Back to the lunch times at the city churches in the centre, one day I nipped off to Dixons and bought some cheap video tapes for recording the Tour. One student asked on my return what I’d bought. I said, “Some cheap blank video tapes.” He nodded: “They’ll be fine.” Indeed they were - 17 years later Phil Morris, Jeroen Westerink and I sat in Delft and watched the 1989 Tour again from these tapes. Ah, those were the days. No EPO just a bit of harmless steroids, testosterone and masking agents. In comparison to EPO I guess they did not do much.
The British Channel 4 coverage was a half hour summary program at 18:30 with Phil Ligget and Paul Sherwen and though these guys are still around and not a day older and there is now live all day coverage it is never as good as it was then. Half hour highlights are enough lets face it and after almost lapsing into a coma the other month during the 2008 race I am more than convinced that Channel 4 had it right all along. The music was also great, no idea how Brian Venner and his colleagues put it all together so quickly after every day’s stage.
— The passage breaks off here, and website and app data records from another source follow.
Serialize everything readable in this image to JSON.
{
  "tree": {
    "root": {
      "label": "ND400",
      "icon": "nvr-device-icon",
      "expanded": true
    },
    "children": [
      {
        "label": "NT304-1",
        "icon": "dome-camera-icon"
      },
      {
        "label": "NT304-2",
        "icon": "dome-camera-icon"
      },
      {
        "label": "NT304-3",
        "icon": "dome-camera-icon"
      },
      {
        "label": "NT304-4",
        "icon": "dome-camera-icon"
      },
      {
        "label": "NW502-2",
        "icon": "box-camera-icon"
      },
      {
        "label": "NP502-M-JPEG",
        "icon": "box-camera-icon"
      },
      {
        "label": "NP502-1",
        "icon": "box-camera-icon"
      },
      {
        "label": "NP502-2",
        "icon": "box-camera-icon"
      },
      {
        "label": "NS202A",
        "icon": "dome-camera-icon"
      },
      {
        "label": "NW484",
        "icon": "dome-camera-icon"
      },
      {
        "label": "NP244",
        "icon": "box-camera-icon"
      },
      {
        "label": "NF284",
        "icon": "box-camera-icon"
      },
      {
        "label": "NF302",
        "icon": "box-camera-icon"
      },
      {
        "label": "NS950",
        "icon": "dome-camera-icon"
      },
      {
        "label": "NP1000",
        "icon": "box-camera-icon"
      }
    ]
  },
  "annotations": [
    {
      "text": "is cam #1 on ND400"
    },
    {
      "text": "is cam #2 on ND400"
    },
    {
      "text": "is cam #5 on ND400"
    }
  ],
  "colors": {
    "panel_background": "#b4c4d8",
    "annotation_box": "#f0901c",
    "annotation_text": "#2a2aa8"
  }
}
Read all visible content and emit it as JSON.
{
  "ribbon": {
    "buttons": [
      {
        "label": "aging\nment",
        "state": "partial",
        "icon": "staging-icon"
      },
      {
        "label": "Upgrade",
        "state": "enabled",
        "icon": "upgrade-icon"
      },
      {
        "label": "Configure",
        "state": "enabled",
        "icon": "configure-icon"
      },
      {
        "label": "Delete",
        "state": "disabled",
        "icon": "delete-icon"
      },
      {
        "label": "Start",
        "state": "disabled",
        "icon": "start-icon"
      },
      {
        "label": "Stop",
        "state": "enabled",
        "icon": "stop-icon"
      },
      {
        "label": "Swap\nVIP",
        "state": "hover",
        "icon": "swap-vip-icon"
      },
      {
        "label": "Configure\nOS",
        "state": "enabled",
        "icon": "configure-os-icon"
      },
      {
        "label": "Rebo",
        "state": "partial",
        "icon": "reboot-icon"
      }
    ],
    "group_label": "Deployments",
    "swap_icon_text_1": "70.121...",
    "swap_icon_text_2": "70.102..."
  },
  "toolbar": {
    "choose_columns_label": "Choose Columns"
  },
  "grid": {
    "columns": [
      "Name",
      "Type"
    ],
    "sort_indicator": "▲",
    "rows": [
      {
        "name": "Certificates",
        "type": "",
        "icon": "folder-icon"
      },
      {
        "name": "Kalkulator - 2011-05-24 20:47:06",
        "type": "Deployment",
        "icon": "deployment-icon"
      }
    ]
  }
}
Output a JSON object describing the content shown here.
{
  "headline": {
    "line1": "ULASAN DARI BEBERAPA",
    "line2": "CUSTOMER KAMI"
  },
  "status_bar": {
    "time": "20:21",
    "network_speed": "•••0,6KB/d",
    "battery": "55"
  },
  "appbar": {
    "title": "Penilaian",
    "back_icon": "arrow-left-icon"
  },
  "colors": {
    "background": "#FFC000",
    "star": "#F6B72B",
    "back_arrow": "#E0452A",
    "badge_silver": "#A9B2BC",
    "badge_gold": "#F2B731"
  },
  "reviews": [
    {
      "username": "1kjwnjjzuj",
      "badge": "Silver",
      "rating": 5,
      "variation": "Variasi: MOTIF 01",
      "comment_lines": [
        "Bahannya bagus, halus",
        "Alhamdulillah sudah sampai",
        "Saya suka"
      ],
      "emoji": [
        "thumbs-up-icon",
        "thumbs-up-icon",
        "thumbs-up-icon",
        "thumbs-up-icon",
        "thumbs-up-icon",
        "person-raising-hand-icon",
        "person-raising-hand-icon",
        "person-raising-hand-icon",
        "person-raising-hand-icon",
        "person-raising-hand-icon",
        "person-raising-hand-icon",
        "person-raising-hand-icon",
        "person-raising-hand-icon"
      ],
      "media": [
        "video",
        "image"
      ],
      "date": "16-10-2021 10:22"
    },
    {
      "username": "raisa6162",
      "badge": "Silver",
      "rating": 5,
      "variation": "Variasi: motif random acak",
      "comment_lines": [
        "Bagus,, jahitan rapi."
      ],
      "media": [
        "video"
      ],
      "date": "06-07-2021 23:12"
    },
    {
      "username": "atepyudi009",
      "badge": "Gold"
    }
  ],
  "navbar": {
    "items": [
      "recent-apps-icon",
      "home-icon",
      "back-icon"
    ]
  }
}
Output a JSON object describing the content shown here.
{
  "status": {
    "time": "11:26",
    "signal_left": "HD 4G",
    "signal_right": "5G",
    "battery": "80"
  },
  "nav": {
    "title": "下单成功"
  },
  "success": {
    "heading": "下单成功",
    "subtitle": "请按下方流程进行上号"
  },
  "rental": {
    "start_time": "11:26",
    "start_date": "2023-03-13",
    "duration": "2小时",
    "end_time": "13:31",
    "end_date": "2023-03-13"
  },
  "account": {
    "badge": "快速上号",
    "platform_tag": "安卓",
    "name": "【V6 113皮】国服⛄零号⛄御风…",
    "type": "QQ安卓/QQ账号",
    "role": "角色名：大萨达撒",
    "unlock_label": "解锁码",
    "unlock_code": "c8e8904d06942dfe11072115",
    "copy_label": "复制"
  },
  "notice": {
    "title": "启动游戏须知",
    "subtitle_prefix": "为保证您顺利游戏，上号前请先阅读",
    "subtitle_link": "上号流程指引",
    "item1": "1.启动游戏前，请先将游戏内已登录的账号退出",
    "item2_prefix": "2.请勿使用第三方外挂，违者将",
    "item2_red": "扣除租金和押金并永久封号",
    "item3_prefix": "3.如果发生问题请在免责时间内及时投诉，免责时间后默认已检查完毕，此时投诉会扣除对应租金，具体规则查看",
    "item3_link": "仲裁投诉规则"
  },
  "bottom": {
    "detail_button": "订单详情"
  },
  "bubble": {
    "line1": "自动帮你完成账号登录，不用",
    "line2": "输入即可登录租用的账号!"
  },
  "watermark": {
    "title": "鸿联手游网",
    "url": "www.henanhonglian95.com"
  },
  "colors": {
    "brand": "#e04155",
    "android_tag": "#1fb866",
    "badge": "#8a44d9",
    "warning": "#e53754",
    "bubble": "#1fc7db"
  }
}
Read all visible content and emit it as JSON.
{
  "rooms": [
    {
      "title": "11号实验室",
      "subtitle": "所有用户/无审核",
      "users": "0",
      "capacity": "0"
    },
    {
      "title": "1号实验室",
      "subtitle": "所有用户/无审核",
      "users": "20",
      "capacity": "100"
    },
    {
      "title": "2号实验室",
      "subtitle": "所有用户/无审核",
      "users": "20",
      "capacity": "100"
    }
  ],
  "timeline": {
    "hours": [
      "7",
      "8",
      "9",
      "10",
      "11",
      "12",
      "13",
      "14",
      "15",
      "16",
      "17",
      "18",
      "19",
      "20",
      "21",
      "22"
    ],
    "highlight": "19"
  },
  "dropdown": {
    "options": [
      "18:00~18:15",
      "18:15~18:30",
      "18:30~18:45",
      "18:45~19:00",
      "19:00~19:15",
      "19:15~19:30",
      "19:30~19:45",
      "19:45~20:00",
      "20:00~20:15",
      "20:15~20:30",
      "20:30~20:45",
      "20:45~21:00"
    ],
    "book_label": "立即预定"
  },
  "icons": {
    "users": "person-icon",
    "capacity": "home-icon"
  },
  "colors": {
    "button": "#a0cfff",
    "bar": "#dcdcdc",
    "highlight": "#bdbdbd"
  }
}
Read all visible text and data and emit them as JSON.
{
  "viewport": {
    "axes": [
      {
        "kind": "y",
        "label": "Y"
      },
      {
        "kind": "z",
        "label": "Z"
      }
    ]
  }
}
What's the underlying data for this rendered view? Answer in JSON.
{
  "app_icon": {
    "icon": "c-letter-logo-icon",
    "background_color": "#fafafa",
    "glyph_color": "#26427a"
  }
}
When Scotland’s Robert Miller won at Superbagneres, Colin and Andy were more excited than ever about our holiday in September. Watching Lemond get a kicking on the Alpe d’Huez gave us a good idea how we’d feel going up there soon.
But I was never as fit in the summer of 1989 as I was in 1988 or at the beginning of the year - the attention had drifted. In 1988 I’d never have gone on bender like I did with the students from work in 1989 - we all wore suit and tie and went to an Indian restaurant and drank too much beer and order too much nan bread and laughed too hard and ended up in the casino down beside the Dundee waterfront. For such young guys they knew how it all worked. At around 3:30am we emerged and tried to get a taxi. Tubby had ordered one but taxis were scarce. One arrived and an elderly woman rushed towards it giving saying yes that’s me. Omar somehow overheard and dashed over gallantly yelling, “That’s our taxi, old woman!” The driver was also surprisingly angry with the old woman and told her to shove off. Four young men piled into the car and left the lady standing.
We dropped two guys off somewhere in town leaving just Omar and me heading off into the hills behind Dundee, near Burnside of Duntrune. Familiar territory for me on the bike but not in a taxi at 4am. Eventually the taxi turned up a long driveway to a truly massive and impressive house up on the hill. Omar’s family’s place. Yeah, they were not short of a bob or two. The taxi then headed back into Dundee and dropped me off at home. It was already getting light and I realised I did not have my keys hidden in the usual place in the garden. So I sat and waited a bit, enjoying the silence and the dawn light before ringing the door bell to wake my poor folks. All seems still rather recent to me, like last week or so.